EXTRACTED MATERIAL START
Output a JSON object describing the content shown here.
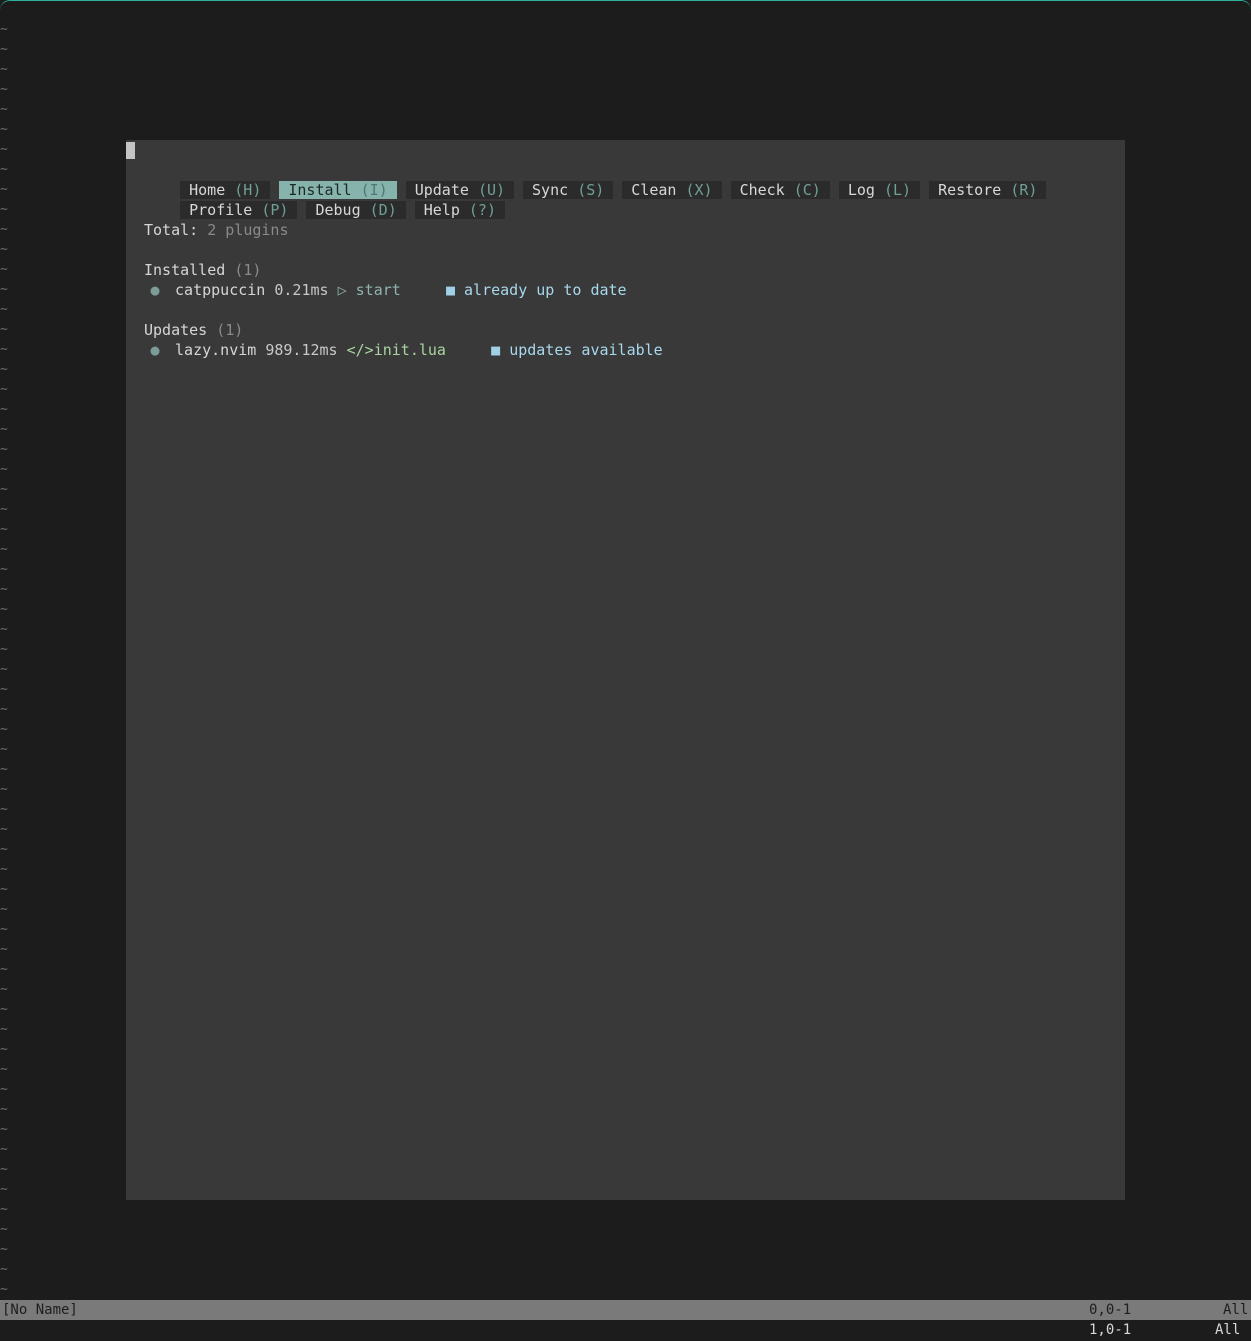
{
  "tilde_char": "~",
  "tabs": [
    {
      "label": "Home",
      "key": "(H)"
    },
    {
      "label": "Install",
      "key": "(I)",
      "active": true
    },
    {
      "label": "Update",
      "key": "(U)"
    },
    {
      "label": "Sync",
      "key": "(S)"
    },
    {
      "label": "Clean",
      "key": "(X)"
    },
    {
      "label": "Check",
      "key": "(C)"
    },
    {
      "label": "Log",
      "key": "(L)"
    },
    {
      "label": "Restore",
      "key": "(R)"
    },
    {
      "label": "Profile",
      "key": "(P)"
    },
    {
      "label": "Debug",
      "key": "(D)"
    },
    {
      "label": "Help",
      "key": "(?)"
    }
  ],
  "summary": {
    "label": "Total:",
    "value": "2 plugins"
  },
  "installed": {
    "title": "Installed",
    "count": "(1)",
    "plugin": {
      "bullet": "●",
      "name": "catppuccin",
      "time": "0.21ms",
      "source_icon": "▷",
      "source": "start",
      "status_icon": "■",
      "status": "already up to date"
    }
  },
  "updates": {
    "title": "Updates",
    "count": "(1)",
    "plugin": {
      "bullet": "●",
      "name": "lazy.nvim",
      "time": "989.12ms",
      "source_icon": "</>",
      "source": "init.lua",
      "status_icon": "■",
      "status": "updates available"
    }
  },
  "statusline": {
    "filename": "[No Name]",
    "position": "0,0-1",
    "scroll": "All"
  },
  "cmdline": {
    "position": "1,0-1",
    "scroll": "All"
  }
}
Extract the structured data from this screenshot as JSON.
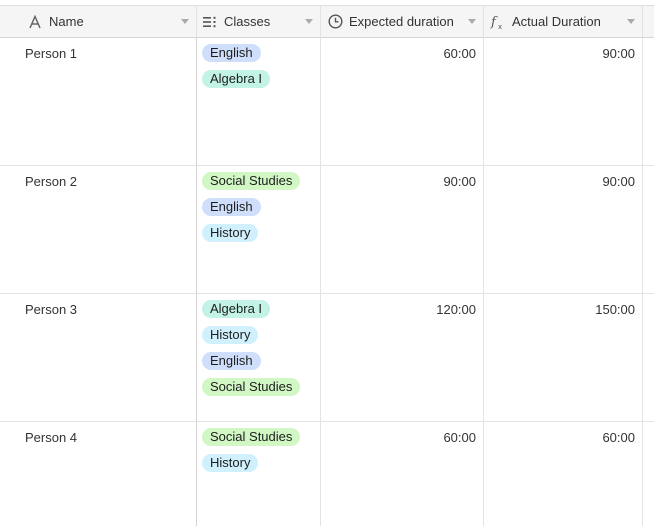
{
  "columns": [
    {
      "label": "Name",
      "icon": "text-field-icon"
    },
    {
      "label": "Classes",
      "icon": "multi-select-icon"
    },
    {
      "label": "Expected duration",
      "icon": "clock-icon"
    },
    {
      "label": "Actual Duration",
      "icon": "formula-icon"
    }
  ],
  "tag_colors": {
    "English": "#cfdffb",
    "Algebra I": "#c2f3e6",
    "Social Studies": "#d1f7c4",
    "History": "#d0f0fd"
  },
  "rows": [
    {
      "name": "Person 1",
      "classes": [
        "English",
        "Algebra I"
      ],
      "expected": "60:00",
      "actual": "90:00"
    },
    {
      "name": "Person 2",
      "classes": [
        "Social Studies",
        "English",
        "History"
      ],
      "expected": "90:00",
      "actual": "90:00"
    },
    {
      "name": "Person 3",
      "classes": [
        "Algebra I",
        "History",
        "English",
        "Social Studies"
      ],
      "expected": "120:00",
      "actual": "150:00"
    },
    {
      "name": "Person 4",
      "classes": [
        "Social Studies",
        "History"
      ],
      "expected": "60:00",
      "actual": "60:00"
    }
  ]
}
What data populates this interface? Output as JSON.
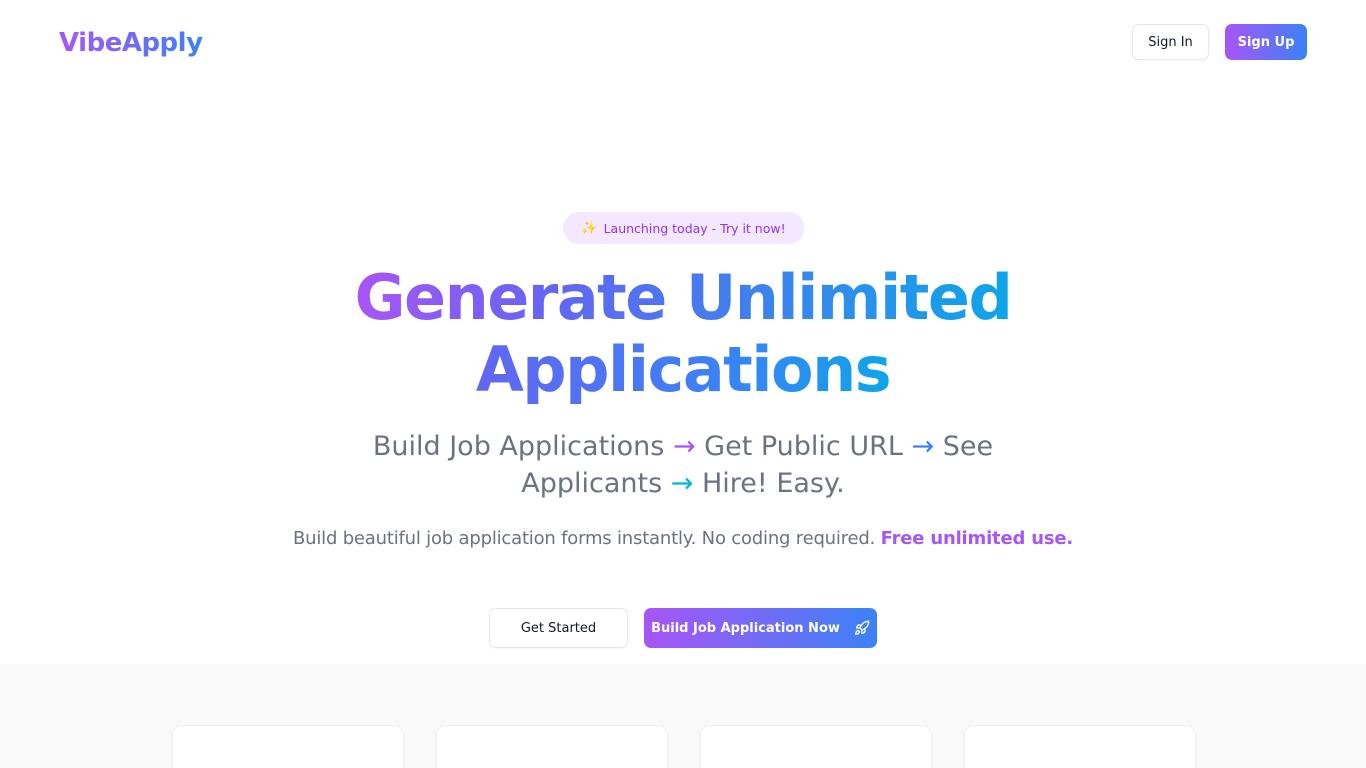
{
  "header": {
    "logo": "VibeApply",
    "sign_in_label": "Sign In",
    "sign_up_label": "Sign Up"
  },
  "hero": {
    "badge_icon": "sparkles-icon",
    "badge_text": "Launching today - Try it now!",
    "headline_line1": "Generate Unlimited",
    "headline_line2": "Applications",
    "subhead": {
      "step1": "Build Job Applications",
      "step2": "Get Public URL",
      "step3a": "See",
      "step3b": "Applicants",
      "step4": "Hire! Easy.",
      "arrow": "→"
    },
    "description": "Build beautiful job application forms instantly. No coding required.",
    "description_highlight": "Free unlimited use.",
    "get_started_label": "Get Started",
    "build_now_label": "Build Job Application Now",
    "build_now_icon": "rocket-icon"
  },
  "colors": {
    "brand_purple": "#a855f7",
    "brand_blue": "#3b82f6",
    "brand_cyan": "#0ea5e9",
    "badge_bg": "#f3e8ff",
    "text_muted": "#6b7280"
  }
}
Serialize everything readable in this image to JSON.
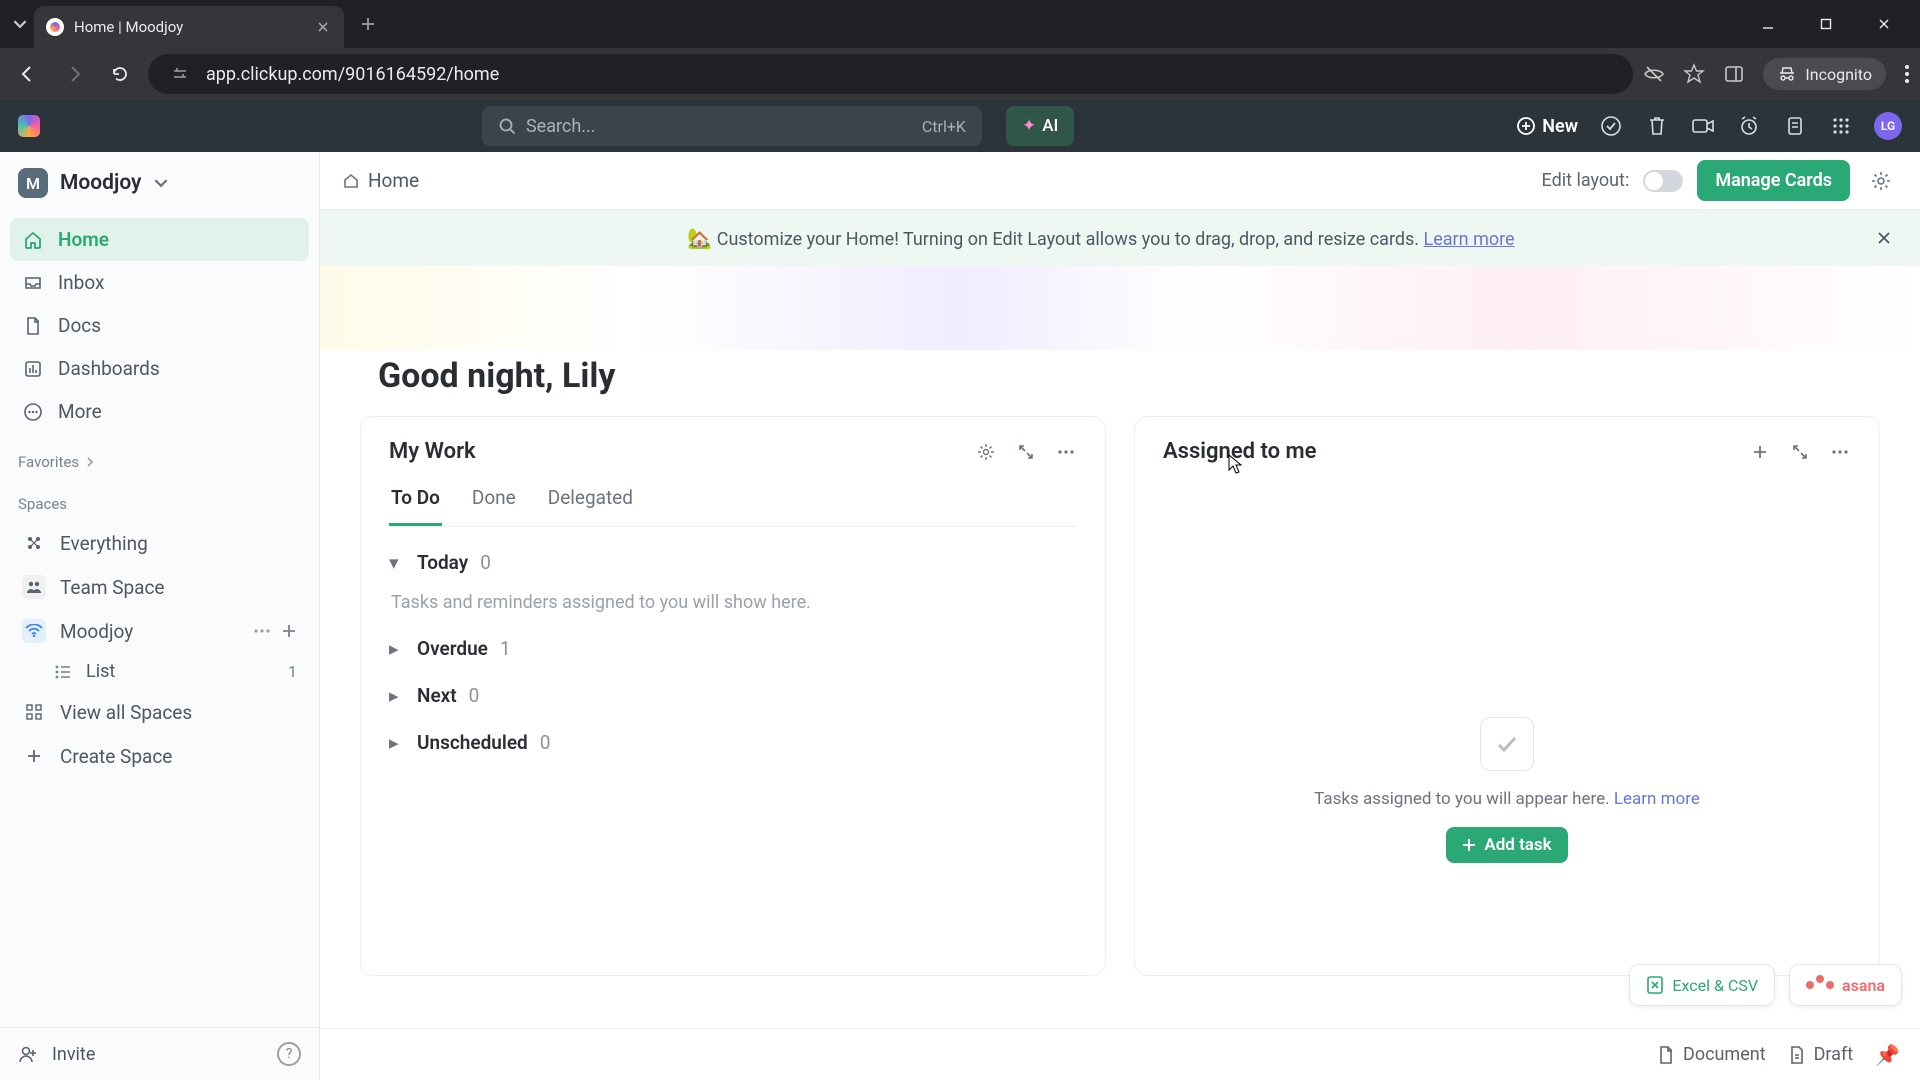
{
  "browser": {
    "tab_title": "Home | Moodjoy",
    "url": "app.clickup.com/9016164592/home",
    "incognito_label": "Incognito"
  },
  "topbar": {
    "search_placeholder": "Search...",
    "search_shortcut": "Ctrl+K",
    "ai_label": "AI",
    "new_label": "New",
    "avatar_initials": "LG"
  },
  "workspace": {
    "badge": "M",
    "name": "Moodjoy"
  },
  "sidebar": {
    "nav": [
      {
        "label": "Home",
        "icon": "home-icon",
        "active": true
      },
      {
        "label": "Inbox",
        "icon": "inbox-icon",
        "active": false
      },
      {
        "label": "Docs",
        "icon": "docs-icon",
        "active": false
      },
      {
        "label": "Dashboards",
        "icon": "dashboard-icon",
        "active": false
      },
      {
        "label": "More",
        "icon": "more-icon",
        "active": false
      }
    ],
    "favorites_label": "Favorites",
    "spaces_label": "Spaces",
    "spaces": {
      "everything_label": "Everything",
      "team_space_label": "Team Space",
      "moodjoy_label": "Moodjoy",
      "list_label": "List",
      "list_count": "1",
      "view_all_label": "View all Spaces",
      "create_label": "Create Space"
    },
    "invite_label": "Invite"
  },
  "header": {
    "breadcrumb": "Home",
    "edit_layout_label": "Edit layout:",
    "manage_cards_label": "Manage Cards"
  },
  "banner": {
    "emoji": "🏡",
    "text": "Customize your Home! Turning on Edit Layout allows you to drag, drop, and resize cards.",
    "link": "Learn more"
  },
  "greeting": "Good night, Lily",
  "my_work": {
    "title": "My Work",
    "tabs": {
      "todo": "To Do",
      "done": "Done",
      "delegated": "Delegated"
    },
    "groups": [
      {
        "name": "Today",
        "count": "0",
        "expanded": true,
        "empty": "Tasks and reminders assigned to you will show here."
      },
      {
        "name": "Overdue",
        "count": "1",
        "expanded": false
      },
      {
        "name": "Next",
        "count": "0",
        "expanded": false
      },
      {
        "name": "Unscheduled",
        "count": "0",
        "expanded": false
      }
    ]
  },
  "assigned": {
    "title": "Assigned to me",
    "empty_text": "Tasks assigned to you will appear here.",
    "learn_more": "Learn more",
    "add_task": "Add task"
  },
  "floaters": {
    "excel": "Excel & CSV",
    "asana": "asana"
  },
  "status": {
    "document": "Document",
    "draft": "Draft"
  }
}
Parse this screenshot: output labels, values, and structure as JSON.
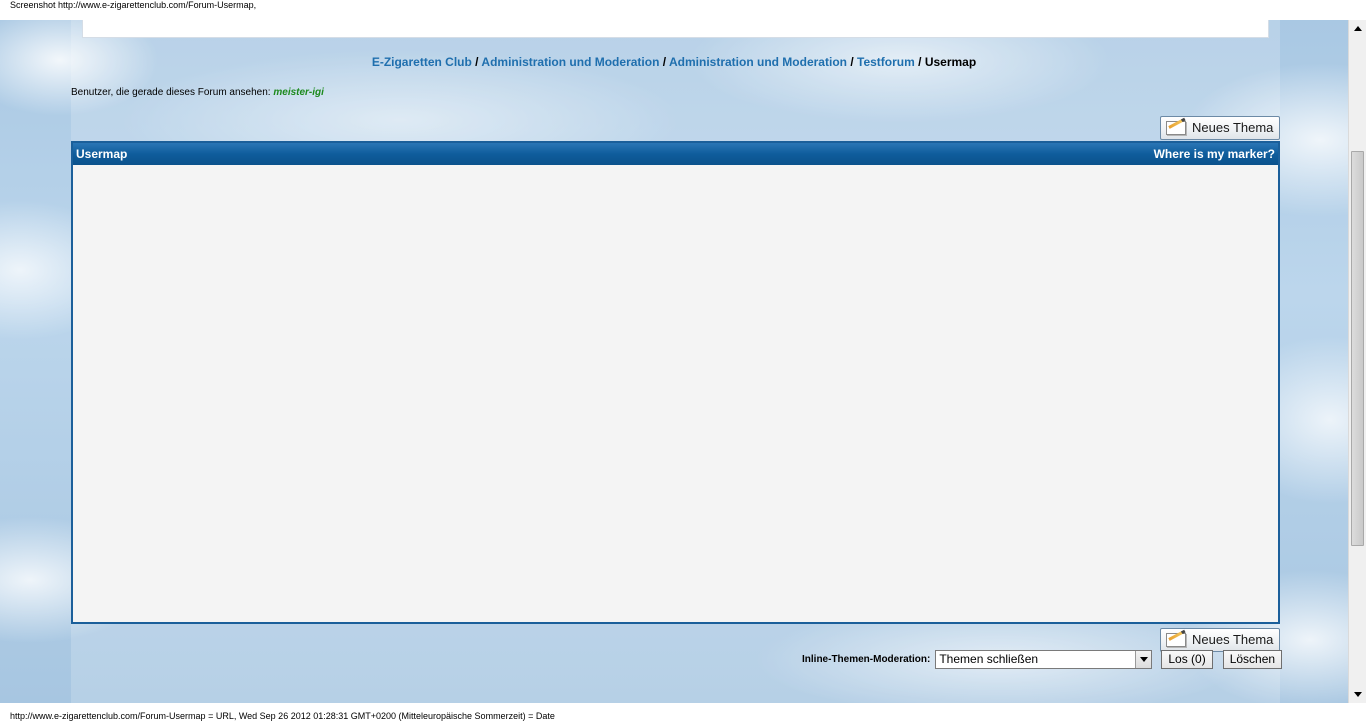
{
  "capture": {
    "top_caption": "Screenshot http://www.e-zigarettenclub.com/Forum-Usermap,",
    "bottom_caption": "http://www.e-zigarettenclub.com/Forum-Usermap = URL, Wed Sep 26 2012 01:28:31 GMT+0200 (Mitteleuropäische Sommerzeit) = Date"
  },
  "breadcrumb": {
    "items": [
      "E-Zigaretten Club",
      "Administration und Moderation",
      "Administration und Moderation",
      "Testforum"
    ],
    "separator": "/",
    "current": "Usermap"
  },
  "viewers": {
    "label": "Benutzer, die gerade dieses Forum ansehen:",
    "user": "meister-igi"
  },
  "new_topic_button": {
    "label": "Neues Thema",
    "icon": "notepad-pencil-icon"
  },
  "panel": {
    "title": "Usermap",
    "right_link": "Where is my marker?"
  },
  "moderation": {
    "label": "Inline-Themen-Moderation:",
    "selected_option": "Themen schließen",
    "go_button": "Los (0)",
    "delete_button": "Löschen"
  },
  "colors": {
    "link": "#1f6fae",
    "panel_header": "#0f5d9c",
    "user_online": "#1d8a1d"
  }
}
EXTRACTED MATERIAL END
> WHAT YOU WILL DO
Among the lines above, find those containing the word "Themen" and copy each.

> EXERCISE SOLUTION
    "label": "Inline-Themen-Moderation:",
    "selected_option": "Themen schließen",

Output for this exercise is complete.